Ephesus is an interesting place to wander and explore; it comprises sights visible – and invisible.
My favourite feature at Ephesus is not visible
It no longer exists. At least not in the physical world. But it lives in the imagination.
The Temple of Artemis was the largest building of the ancient world – and also one of the 7 wonders of the ancient world. (As you may remember, the only one remaining of the 7 is the Cheops pyramid at Giza in Egypt.)
The temple was a sanctuary to Artemis (named Diana by the Romans), the great mother goddess, protector of the pregnant, of fertility, of child birth, helper of midwives. And of virginity. Seems slightly contradictory, no? But then, I suppose it would all sort under one department today, too.
Ephesus is a World Heritage site, and UNESCO’s inscription references the Temple of Artemis, even though it’s no longer there:
Little remains of the famous Temple of Artemis, one of the “Seven Wonders of the World,” which drew pilgrims from all around the Mediterranean.
Artemis’ temple burnt down in 356 BCE, or rather, was burnt down. By one Herostratus. Rumour has it, he did it for the attention. Another rumour says he did it because he was a badly treated slave and hated Ephesus and its people. Either way, today Herostratus would be called a terrorist. One of the earliest we know. Nothing is new under the sun.
Which nicely segues on to Artemis’ twin, Apollo, the sun god; making Artemis goddess of the moon. Such was the twins’ dualistic relationship.
Another major happening that same year, 356 BCE, about the same time as the sacking of the sanctuary, was the birth of a little boy named Alexander, later to receive the added title ‘the Great’. Though, unless you’re a conspiracy theorist, Alexander’s birth is probably not related to the temple devastation.
The Temple of Artemis today
If you want to see the remains of Artemis’ temple, you must go to the British Museum, and even there, you’ll find only fragments.
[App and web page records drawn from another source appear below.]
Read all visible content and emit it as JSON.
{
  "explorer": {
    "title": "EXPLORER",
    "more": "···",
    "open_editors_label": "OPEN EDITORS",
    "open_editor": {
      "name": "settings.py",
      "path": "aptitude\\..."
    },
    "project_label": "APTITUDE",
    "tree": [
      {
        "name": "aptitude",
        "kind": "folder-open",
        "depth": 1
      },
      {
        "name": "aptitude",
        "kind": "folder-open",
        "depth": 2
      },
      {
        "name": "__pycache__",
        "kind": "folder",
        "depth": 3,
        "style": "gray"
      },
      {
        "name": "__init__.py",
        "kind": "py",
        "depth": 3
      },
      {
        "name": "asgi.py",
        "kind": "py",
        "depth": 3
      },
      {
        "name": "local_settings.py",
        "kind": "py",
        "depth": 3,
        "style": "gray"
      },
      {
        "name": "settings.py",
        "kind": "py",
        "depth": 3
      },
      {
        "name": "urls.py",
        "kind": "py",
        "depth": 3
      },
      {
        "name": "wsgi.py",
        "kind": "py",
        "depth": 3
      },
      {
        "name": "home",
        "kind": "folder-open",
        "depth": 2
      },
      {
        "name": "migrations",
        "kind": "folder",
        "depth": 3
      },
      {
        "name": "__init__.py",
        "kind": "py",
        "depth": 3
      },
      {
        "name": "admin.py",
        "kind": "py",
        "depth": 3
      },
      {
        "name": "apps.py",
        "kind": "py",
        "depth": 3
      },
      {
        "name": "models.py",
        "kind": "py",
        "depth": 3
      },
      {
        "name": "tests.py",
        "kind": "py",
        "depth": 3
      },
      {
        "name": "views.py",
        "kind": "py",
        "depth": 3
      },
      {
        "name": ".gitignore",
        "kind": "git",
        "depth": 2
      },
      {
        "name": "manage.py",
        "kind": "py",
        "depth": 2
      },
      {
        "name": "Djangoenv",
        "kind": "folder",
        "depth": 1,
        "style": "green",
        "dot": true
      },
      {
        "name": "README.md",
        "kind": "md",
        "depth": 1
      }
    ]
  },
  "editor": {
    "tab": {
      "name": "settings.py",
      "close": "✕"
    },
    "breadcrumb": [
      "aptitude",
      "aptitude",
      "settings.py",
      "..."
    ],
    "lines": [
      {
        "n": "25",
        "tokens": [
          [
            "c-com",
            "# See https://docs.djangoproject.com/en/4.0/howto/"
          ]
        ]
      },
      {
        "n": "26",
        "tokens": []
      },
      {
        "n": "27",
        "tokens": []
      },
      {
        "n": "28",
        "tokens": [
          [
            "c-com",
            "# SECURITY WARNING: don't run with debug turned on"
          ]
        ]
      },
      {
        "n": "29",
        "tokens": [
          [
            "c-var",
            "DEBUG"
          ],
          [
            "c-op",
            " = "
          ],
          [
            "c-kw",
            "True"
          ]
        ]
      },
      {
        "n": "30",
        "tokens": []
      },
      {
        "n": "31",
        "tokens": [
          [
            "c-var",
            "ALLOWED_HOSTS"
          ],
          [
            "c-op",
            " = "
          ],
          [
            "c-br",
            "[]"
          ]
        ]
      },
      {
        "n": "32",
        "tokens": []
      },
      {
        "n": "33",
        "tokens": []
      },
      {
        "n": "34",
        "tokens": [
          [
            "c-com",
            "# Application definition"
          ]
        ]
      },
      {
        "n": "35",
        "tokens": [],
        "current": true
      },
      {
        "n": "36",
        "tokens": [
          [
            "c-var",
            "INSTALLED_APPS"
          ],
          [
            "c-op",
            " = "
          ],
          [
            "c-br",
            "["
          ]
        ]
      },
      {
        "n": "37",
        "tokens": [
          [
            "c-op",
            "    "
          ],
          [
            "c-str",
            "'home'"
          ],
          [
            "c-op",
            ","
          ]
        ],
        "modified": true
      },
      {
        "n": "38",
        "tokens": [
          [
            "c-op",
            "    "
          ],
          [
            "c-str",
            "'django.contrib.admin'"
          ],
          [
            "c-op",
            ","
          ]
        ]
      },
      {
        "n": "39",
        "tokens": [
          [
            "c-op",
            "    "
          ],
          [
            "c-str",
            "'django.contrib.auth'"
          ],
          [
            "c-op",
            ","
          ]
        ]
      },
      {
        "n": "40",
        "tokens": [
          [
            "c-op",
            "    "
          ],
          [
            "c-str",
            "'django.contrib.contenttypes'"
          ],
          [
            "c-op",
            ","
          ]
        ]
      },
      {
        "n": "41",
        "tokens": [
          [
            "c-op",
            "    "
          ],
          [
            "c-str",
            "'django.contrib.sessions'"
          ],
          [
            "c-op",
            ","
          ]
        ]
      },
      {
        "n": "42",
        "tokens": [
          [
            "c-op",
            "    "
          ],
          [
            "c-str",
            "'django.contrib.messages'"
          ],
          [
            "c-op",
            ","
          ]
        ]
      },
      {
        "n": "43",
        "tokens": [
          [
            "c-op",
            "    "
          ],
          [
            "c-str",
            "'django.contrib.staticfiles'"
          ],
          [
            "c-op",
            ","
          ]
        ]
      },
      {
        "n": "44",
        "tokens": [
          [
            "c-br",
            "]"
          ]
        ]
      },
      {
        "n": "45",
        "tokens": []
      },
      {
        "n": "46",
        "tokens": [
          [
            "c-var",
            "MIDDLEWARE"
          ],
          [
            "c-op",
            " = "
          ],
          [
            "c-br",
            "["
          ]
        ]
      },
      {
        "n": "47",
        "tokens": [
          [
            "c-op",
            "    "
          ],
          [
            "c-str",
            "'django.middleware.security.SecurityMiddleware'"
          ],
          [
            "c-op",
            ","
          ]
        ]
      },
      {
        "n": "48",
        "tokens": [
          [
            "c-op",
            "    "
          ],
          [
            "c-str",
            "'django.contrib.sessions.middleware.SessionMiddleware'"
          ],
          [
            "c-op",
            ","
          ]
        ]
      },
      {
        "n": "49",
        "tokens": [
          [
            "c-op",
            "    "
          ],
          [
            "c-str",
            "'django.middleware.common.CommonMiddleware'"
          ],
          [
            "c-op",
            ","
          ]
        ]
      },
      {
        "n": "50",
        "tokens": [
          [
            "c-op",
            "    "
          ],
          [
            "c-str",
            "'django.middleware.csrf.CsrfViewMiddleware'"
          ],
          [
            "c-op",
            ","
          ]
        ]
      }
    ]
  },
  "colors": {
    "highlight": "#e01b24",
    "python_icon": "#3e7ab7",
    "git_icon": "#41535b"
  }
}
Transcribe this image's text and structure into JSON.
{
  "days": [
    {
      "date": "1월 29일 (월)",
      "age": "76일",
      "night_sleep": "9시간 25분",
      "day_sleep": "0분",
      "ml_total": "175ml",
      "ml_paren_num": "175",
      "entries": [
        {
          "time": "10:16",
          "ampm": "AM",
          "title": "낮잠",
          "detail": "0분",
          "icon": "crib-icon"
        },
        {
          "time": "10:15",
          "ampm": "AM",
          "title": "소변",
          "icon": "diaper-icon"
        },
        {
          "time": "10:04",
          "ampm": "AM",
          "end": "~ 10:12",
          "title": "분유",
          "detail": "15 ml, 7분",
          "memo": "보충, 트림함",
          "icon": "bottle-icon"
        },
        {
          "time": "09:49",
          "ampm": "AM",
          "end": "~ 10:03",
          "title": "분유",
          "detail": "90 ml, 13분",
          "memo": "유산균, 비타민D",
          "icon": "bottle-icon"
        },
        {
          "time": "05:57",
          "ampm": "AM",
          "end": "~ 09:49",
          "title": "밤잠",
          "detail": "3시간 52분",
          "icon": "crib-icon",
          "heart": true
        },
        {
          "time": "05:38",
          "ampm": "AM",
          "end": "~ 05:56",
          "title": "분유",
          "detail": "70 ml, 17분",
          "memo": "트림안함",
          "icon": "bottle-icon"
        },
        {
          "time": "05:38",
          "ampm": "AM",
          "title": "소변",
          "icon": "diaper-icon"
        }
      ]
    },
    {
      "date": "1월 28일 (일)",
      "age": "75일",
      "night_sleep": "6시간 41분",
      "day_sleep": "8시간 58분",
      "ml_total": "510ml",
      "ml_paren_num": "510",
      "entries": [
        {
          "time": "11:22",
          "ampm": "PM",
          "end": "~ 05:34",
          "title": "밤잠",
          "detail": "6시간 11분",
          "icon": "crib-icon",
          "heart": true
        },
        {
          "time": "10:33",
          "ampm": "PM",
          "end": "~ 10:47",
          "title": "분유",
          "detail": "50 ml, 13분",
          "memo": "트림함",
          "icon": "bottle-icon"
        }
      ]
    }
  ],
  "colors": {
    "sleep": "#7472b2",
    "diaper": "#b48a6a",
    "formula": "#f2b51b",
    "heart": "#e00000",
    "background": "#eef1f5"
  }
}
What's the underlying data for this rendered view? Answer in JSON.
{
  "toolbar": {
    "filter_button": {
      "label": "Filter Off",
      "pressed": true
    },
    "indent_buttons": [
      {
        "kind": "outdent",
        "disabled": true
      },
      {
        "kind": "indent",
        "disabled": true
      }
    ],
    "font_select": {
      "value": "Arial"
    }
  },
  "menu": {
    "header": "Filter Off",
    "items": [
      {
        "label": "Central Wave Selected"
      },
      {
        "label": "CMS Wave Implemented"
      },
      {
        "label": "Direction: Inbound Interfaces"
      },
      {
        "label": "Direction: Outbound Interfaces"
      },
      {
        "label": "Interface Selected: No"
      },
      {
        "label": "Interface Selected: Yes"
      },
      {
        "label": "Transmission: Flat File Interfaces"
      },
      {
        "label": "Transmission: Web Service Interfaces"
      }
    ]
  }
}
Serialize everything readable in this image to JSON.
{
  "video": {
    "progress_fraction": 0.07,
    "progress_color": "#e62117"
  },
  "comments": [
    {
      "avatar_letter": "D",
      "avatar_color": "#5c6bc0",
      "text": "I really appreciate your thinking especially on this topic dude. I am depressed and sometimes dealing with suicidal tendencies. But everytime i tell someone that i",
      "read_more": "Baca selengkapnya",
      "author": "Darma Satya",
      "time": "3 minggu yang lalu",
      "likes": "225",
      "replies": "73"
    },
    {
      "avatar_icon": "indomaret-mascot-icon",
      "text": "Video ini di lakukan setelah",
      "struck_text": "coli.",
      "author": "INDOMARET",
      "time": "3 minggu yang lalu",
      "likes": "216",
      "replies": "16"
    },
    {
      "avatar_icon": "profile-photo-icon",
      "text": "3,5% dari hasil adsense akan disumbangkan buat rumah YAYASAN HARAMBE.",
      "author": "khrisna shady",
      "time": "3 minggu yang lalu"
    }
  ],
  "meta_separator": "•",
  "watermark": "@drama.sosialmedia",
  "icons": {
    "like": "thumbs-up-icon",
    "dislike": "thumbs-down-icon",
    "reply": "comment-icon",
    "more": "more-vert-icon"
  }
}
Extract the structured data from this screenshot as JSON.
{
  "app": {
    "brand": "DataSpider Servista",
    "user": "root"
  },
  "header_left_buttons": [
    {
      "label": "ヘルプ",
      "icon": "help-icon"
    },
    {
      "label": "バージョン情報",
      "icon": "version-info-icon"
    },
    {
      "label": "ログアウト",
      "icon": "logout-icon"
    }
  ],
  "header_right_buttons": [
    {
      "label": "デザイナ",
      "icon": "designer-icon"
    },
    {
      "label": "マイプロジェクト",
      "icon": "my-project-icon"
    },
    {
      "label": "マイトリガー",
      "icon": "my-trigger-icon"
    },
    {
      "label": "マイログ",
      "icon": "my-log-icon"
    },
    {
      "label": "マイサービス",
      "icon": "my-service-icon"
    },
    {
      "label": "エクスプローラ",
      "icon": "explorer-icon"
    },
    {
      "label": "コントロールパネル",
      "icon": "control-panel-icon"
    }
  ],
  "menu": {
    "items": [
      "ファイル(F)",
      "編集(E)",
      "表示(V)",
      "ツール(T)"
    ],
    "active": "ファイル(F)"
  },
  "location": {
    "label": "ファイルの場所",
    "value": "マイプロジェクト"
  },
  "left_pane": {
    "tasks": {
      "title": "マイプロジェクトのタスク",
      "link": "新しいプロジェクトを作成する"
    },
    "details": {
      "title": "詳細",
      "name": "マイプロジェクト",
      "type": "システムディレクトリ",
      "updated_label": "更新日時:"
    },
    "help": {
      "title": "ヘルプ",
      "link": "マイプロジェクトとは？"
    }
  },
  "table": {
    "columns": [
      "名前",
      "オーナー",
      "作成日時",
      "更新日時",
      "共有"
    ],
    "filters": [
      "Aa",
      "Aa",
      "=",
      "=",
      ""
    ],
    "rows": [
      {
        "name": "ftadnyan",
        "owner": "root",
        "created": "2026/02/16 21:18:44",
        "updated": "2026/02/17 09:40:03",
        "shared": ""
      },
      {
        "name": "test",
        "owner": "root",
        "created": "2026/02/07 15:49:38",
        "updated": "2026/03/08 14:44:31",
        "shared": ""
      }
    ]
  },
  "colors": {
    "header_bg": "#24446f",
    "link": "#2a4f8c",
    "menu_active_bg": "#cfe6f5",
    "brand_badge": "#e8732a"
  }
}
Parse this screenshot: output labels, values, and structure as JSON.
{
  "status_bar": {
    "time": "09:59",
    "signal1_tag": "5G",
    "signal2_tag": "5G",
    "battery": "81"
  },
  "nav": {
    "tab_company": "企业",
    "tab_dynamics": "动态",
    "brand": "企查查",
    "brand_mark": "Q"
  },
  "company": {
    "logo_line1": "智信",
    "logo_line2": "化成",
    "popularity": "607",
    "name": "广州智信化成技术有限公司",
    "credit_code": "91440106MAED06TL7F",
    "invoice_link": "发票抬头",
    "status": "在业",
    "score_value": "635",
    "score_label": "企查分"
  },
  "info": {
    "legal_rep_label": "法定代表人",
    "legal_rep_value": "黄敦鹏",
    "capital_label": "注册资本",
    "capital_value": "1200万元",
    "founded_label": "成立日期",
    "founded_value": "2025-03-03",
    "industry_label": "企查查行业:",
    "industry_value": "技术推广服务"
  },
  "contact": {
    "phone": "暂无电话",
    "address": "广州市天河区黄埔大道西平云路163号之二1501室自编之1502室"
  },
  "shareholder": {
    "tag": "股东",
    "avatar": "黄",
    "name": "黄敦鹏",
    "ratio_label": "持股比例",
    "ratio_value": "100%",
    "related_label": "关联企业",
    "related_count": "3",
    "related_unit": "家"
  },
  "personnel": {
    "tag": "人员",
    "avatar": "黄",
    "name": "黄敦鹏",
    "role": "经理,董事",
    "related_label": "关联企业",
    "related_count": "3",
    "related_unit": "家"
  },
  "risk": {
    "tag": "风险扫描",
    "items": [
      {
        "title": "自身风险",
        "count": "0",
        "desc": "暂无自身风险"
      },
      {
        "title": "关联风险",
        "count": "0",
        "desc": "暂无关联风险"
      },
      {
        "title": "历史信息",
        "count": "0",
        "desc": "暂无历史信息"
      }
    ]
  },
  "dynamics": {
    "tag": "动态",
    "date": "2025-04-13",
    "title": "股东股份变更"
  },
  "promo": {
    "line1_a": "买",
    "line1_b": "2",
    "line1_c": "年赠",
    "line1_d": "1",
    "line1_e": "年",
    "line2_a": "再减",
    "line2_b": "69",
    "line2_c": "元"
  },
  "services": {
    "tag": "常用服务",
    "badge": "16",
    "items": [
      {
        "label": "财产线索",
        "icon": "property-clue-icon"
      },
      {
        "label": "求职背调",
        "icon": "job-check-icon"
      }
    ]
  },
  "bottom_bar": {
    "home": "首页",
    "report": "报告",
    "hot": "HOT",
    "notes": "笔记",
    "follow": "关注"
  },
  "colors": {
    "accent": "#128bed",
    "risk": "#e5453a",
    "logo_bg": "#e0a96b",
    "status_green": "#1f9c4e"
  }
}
Here at Ephesus, all that remains is part of the foundation, and a column. Or remains… the column has been constructed with a mix of the various bits and pieces of the temple found. Bit depressing-looking, to be frank. Once, nearly 130 columns kept a most stunning building standing.
Might it have been better leaving it all to the imagination? Maybe. And if we can’t imagine, here’s one artist’s interpretation of how it must have looked:
Outside was a statue of the goddess herself:
The original statue was made of gold, ebony, silver, and black stone. The legs and hips were covered by a garment decorated with reliefs of animals and bees, and the top of the body was festooned with many breasts; her head was adorned with a high-pillared headdress.
Statue of Artemis at the Efesus Museum in the nearby town of Selçuk, gateway to Ephesus.
All those breasts. Why was that, I wonder. Someone’s, erm, offbeat fantasy?
Fertility has been presented as one explanation. Remember all those godly roles she had related to the female reproductive system?
But maybe these spheres aren’t breasts at all. In fact, quite the opposite has been proposed: that they represent bull’s testicles sacrificed to her, as Artemis was also goddess of the wilderness, the hunt and wild animals. That’s a lot of roles for one person, even for a goddess.
Breasts, testicles… I think interpretation is best left up to the viewer on that one as well.
There is, of course, much more to see at Ephesus than the temple you cannot see. But that’s another post, another time.
Above right, is part of the restored facade of the Library of Celcus. With 12,000 scrolls inside, it was the third largest library in the Roman world, after the ones in Alexandria and Pergamon. Below is the well-preserved ancient amphitheatre, with room for 24,000 spectators.
Nearby is Virgin Mary’s House. Legend has it, this is where the mother of Jesus spent her final years. Be prepared for crowds inside the little house, pilgrims are all over the place.
I’m quite comfortable here, thank you very much. I’ll pose for 30 seconds near a random column, then go on to more interesting things, like seeing if that dog wants something to drink
Lastly, if you’re taking the kids along, I’d advise against going in the heat of summer. That particular July was so hot, the dye on Ali’s leather sandals rubbed off and made pink and turquoise stripes on her feet. My then 5-year-old wasn’t overly impressed with Ephesus. That said, she went back 15 years later with her boyfriend, so it can’t have been too traumatic.